• **Exercise requirements**
Scan the records below, and wherever a line has the word "that", pull it out.

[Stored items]
-.-.-

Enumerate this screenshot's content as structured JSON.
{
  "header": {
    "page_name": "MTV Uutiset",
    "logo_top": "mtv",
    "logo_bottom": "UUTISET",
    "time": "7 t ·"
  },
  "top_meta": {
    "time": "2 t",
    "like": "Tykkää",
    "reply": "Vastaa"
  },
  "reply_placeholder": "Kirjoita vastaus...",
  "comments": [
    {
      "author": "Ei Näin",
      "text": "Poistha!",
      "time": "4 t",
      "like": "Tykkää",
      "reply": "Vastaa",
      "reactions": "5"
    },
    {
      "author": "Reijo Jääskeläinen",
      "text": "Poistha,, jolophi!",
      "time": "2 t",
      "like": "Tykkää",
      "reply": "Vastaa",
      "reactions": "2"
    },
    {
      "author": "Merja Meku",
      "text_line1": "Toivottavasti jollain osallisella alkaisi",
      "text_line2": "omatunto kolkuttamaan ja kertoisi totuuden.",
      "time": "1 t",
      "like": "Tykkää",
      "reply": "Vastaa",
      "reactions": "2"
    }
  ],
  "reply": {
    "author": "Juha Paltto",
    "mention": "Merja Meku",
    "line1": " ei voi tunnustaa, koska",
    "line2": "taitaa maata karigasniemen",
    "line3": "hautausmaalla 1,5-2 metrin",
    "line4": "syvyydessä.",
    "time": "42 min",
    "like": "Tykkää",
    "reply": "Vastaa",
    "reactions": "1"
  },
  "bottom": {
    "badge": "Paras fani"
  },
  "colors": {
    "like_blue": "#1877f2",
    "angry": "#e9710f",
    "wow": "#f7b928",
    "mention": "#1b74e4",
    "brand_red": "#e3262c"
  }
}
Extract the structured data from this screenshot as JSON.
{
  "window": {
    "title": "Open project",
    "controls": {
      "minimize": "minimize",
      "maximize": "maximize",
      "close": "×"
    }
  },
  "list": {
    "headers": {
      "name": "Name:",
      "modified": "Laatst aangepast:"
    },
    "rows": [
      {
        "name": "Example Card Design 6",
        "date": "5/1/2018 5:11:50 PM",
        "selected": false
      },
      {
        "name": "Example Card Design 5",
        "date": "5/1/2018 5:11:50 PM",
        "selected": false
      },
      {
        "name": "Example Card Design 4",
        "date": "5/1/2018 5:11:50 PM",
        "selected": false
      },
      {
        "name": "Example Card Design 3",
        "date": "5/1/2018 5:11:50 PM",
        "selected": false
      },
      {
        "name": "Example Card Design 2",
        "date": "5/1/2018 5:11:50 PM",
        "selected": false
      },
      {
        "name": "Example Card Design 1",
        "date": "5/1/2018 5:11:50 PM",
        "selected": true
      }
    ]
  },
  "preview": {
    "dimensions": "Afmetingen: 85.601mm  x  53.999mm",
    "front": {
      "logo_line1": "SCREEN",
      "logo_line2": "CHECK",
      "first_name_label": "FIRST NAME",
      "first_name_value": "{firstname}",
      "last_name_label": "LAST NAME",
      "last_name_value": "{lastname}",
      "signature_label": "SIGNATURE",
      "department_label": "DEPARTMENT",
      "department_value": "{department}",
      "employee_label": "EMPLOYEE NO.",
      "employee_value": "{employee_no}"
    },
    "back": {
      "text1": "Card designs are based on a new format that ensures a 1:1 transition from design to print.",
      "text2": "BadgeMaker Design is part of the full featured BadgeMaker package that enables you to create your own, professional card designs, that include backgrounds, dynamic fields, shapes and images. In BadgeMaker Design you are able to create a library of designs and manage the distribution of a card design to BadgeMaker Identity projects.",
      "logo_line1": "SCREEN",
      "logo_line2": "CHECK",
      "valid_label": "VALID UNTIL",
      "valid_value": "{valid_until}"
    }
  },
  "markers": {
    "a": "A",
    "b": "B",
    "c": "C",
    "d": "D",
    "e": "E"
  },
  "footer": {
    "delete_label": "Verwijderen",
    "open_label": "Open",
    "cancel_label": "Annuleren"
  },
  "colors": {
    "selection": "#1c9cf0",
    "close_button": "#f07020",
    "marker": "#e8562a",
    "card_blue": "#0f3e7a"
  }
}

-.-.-

• **Solution**
      "text1": "Card designs are based on a new format that ensures a 1:1 transition from design to print.",
      "text2": "BadgeMaker Design is part of the full featured BadgeMaker package that enables you to create your own, professional card designs, that include backgrounds, dynamic fields, shapes and images. In BadgeMaker Design you are able to create a library of designs and manage the distribution of a card design to BadgeMaker Identity projects.",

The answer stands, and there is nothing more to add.